EXERCISE DIRECTIONS
Your output should repeat each record below with no differences.

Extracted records
Segment Open

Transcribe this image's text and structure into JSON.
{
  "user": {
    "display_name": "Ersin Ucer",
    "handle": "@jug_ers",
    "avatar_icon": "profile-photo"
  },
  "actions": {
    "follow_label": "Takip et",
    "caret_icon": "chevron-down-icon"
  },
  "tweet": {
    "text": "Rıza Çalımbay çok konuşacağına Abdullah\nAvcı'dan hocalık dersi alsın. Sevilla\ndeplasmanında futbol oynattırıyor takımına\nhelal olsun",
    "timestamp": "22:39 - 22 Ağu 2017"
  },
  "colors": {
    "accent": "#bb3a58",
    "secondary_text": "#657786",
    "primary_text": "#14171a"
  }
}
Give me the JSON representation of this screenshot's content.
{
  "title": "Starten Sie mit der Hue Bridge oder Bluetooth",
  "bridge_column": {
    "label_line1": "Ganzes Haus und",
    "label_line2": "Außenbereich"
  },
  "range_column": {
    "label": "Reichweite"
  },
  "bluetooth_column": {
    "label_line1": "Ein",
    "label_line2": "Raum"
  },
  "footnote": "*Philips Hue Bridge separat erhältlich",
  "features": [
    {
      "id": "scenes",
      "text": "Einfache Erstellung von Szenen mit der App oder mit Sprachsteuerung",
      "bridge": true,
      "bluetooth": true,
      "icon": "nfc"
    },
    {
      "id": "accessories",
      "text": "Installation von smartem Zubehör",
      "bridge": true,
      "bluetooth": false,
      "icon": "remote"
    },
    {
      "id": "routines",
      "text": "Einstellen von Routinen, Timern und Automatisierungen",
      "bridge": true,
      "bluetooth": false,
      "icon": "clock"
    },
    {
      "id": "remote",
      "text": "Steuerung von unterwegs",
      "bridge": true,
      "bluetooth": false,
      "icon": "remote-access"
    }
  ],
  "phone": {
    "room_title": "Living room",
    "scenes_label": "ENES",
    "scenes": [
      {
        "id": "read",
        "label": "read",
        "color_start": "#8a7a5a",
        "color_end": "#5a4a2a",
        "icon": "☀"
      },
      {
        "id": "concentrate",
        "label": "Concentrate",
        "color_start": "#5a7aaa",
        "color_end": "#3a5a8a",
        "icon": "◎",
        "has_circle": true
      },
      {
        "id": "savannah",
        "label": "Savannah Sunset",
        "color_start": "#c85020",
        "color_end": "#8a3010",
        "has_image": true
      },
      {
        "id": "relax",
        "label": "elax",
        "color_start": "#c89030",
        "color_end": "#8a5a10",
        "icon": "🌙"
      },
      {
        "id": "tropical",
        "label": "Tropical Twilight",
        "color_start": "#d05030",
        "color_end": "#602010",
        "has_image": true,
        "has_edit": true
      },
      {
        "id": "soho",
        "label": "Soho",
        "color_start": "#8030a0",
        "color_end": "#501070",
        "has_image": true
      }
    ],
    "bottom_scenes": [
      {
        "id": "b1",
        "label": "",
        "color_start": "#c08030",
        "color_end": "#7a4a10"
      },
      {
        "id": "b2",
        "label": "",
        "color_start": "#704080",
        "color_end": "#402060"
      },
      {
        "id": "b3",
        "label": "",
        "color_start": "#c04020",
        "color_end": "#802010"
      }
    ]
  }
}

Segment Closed

EXERCISE ANSWER
Transcribe this image's text and structure into JSON.
{
  "user": {
    "display_name": "Ersin Ucer",
    "handle": "@jug_ers",
    "avatar_icon": "profile-photo"
  },
  "actions": {
    "follow_label": "Takip et",
    "caret_icon": "chevron-down-icon"
  },
  "tweet": {
    "text": "Rıza Çalımbay çok konuşacağına Abdullah\nAvcı'dan hocalık dersi alsın. Sevilla\ndeplasmanında futbol oynattırıyor takımına\nhelal olsun",
    "timestamp": "22:39 - 22 Ağu 2017"
  },
  "colors": {
    "accent": "#bb3a58",
    "secondary_text": "#657786",
    "primary_text": "#14171a"
  }
}
Give me the JSON representation of this screenshot's content.
{
  "title": "Starten Sie mit der Hue Bridge oder Bluetooth",
  "bridge_column": {
    "label_line1": "Ganzes Haus und",
    "label_line2": "Außenbereich"
  },
  "range_column": {
    "label": "Reichweite"
  },
  "bluetooth_column": {
    "label_line1": "Ein",
    "label_line2": "Raum"
  },
  "footnote": "*Philips Hue Bridge separat erhältlich",
  "features": [
    {
      "id": "scenes",
      "text": "Einfache Erstellung von Szenen mit der App oder mit Sprachsteuerung",
      "bridge": true,
      "bluetooth": true,
      "icon": "nfc"
    },
    {
      "id": "accessories",
      "text": "Installation von smartem Zubehör",
      "bridge": true,
      "bluetooth": false,
      "icon": "remote"
    },
    {
      "id": "routines",
      "text": "Einstellen von Routinen, Timern und Automatisierungen",
      "bridge": true,
      "bluetooth": false,
      "icon": "clock"
    },
    {
      "id": "remote",
      "text": "Steuerung von unterwegs",
      "bridge": true,
      "bluetooth": false,
      "icon": "remote-access"
    }
  ],
  "phone": {
    "room_title": "Living room",
    "scenes_label": "ENES",
    "scenes": [
      {
        "id": "read",
        "label": "read",
        "color_start": "#8a7a5a",
        "color_end": "#5a4a2a",
        "icon": "☀"
      },
      {
        "id": "concentrate",
        "label": "Concentrate",
        "color_start": "#5a7aaa",
        "color_end": "#3a5a8a",
        "icon": "◎",
        "has_circle": true
      },
      {
        "id": "savannah",
        "label": "Savannah Sunset",
        "color_start": "#c85020",
        "color_end": "#8a3010",
        "has_image": true
      },
      {
        "id": "relax",
        "label": "elax",
        "color_start": "#c89030",
        "color_end": "#8a5a10",
        "icon": "🌙"
      },
      {
        "id": "tropical",
        "label": "Tropical Twilight",
        "color_start": "#d05030",
        "color_end": "#602010",
        "has_image": true,
        "has_edit": true
      },
      {
        "id": "soho",
        "label": "Soho",
        "color_start": "#8030a0",
        "color_end": "#501070",
        "has_image": true
      }
    ],
    "bottom_scenes": [
      {
        "id": "b1",
        "label": "",
        "color_start": "#c08030",
        "color_end": "#7a4a10"
      },
      {
        "id": "b2",
        "label": "",
        "color_start": "#704080",
        "color_end": "#402060"
      },
      {
        "id": "b3",
        "label": "",
        "color_start": "#c04020",
        "color_end": "#802010"
      }
    ]
  }
}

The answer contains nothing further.